Several sections of content break out of the standard page boundaries to fill the screen too. The blog and shop pages hit you with wall to wall content delivering a patchwork quilt of imagery.
There’s a more standard layout on single posts / pages with one exception; there’s no sidebar. A controversial decision perhaps, but removing the sidebar increases focus and readability.
Anyway, I hope you folks like this theme. We’re working on some pretty big changes with our themes behind the scenes and there are exciting times ahead!
Time for a CSS Snippet! I’m working on a theme that requires a content divider formed by strips of different colours. Kind of like a rainbow. This is fairly easy to achieve using a hr with some css applied to the before or after pseudo class:
Unfortunately the box shadow size cannot be set using percentages, but this works OK for now.
Some time ago I teased that I was working on a p2 child theme. Well, that child theme is now available for you to download and use!

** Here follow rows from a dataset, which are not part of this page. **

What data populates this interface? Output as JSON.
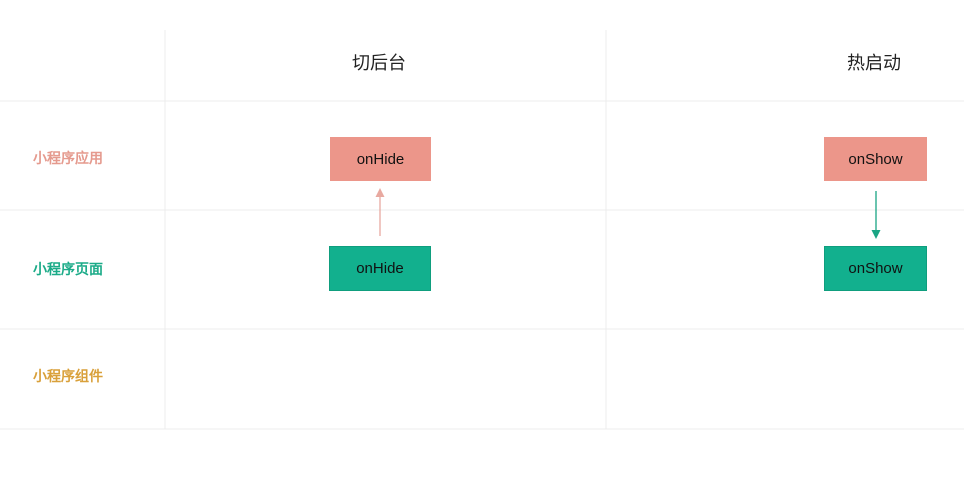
{
  "columns": {
    "background": "切后台",
    "hot_start": "热启动"
  },
  "rows": {
    "app": {
      "label": "小程序应用",
      "color": "#e59a8e"
    },
    "page": {
      "label": "小程序页面",
      "color": "#1bab88"
    },
    "component": {
      "label": "小程序组件",
      "color": "#d9a03a"
    }
  },
  "nodes": {
    "background_app": "onHide",
    "background_page": "onHide",
    "hot_app": "onShow",
    "hot_page": "onShow"
  },
  "colors": {
    "app_box": "#ec968a",
    "page_box": "#12b08e",
    "page_box_border": "#0f9e7e",
    "arrow_up": "#e8a9a0",
    "arrow_down": "#1aa584",
    "grid_line": "#ececec"
  }
}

I built the theme initially for use at WooThemes. We love p2 but a number of people were clamouring for better responsiveness and a few little features that are missing from stock p2. After some testing and tweaking we felt it made sense to make the theme openly available. So that’s what we did.

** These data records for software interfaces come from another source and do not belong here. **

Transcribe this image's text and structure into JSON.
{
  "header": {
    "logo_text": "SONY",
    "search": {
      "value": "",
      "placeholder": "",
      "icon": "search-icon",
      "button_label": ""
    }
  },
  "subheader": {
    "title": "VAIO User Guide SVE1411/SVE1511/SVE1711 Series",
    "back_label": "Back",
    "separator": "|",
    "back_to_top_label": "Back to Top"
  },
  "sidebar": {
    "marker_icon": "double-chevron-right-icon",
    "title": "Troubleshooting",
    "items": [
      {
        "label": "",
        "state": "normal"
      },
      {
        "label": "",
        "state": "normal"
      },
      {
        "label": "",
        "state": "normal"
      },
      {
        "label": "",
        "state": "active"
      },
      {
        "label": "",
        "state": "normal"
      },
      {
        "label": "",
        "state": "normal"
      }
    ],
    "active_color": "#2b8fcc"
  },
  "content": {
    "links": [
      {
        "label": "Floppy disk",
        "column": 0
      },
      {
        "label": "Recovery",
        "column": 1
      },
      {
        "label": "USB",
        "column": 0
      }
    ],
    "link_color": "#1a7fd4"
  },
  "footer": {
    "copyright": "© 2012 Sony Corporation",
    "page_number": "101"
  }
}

Houston is available from the WordPress.org theme repository and can therefore be downloaded directly from your Dashboard. Just search for ‘Houston’ (and obviously make sure you have p2 installed as well).
In addition to p2 Houston offers;

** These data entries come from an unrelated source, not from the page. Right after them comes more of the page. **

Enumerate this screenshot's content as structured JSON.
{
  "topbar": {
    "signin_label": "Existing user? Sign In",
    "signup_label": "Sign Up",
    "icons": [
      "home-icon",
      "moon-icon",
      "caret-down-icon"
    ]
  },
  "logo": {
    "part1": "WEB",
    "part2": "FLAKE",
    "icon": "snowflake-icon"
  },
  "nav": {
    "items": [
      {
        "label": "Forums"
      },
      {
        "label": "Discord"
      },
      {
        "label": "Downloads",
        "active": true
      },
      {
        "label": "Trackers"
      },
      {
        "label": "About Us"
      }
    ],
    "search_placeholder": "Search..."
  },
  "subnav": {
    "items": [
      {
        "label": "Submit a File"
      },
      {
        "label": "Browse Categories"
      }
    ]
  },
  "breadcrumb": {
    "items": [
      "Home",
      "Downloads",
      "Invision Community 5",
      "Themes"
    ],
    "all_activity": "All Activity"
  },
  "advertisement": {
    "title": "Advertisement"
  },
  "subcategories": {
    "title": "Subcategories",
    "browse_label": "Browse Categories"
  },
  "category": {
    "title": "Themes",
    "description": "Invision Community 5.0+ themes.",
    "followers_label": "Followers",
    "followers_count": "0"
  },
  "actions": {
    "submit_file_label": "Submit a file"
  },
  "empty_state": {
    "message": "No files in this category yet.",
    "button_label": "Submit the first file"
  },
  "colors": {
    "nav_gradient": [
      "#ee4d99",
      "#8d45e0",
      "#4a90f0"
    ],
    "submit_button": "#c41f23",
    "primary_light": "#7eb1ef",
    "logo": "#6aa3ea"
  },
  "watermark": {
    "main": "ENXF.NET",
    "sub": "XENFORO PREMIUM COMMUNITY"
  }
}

All new design with refreshed layout and typography.
Fully responsive – browse on any device and see an optimised UI.
Additional widget region beneath the post box.
Inline reply link making it easier to reply to posts.
It’s time for another WooCommerce plugin! This one introduces a nifty little feature that I’ve seen showcased in several ThemeForest themes. However, I always felt it really should be a plugin rather than a theme feature. And so, the WooCommerce Product Image Flipper was born.
It’s a very simple plugin really. It takes the first image in your product gallery (excluding the featured image) and displays it (along side aforementioned featured image) in product categories / archives. This secondary image is revealed on hover.
WooCommerce Product Image Flipper reveals a secondary image on hover.
This plugin is perfect for displaying shots of clothing and allowing the user to flip it over to see it from the back (hence the name). There are probably many other useful applications as well though
The plugin has been engineered for flexibility so that you can easily remove default fields or add your own without touching core files. You can read more about these customisations, and how to contribute on the FAQ page.
Strap yourselves in, it’s time for a ground-breaking WordPress snippet. </sarcasm>
Today I wanted to include a popular jQuery plugin in a theme I was building so decided to check if the script was bundled in WordPress core. Turns out it wasn’t, but I noticed another script which is, that I didn’t expect; Masonry.
Masonry is a really fun script for arranging blocks of content based on available vertical space.
So that means you can call masonry in your plugin / theme without actually including the file in your assets.
Unfortunately it’s a pretty old version (2.1.05) but there’s a ticket on Trac reporting that issue. There’s no milestone set, but hopefully we’ll see masonry updated soon.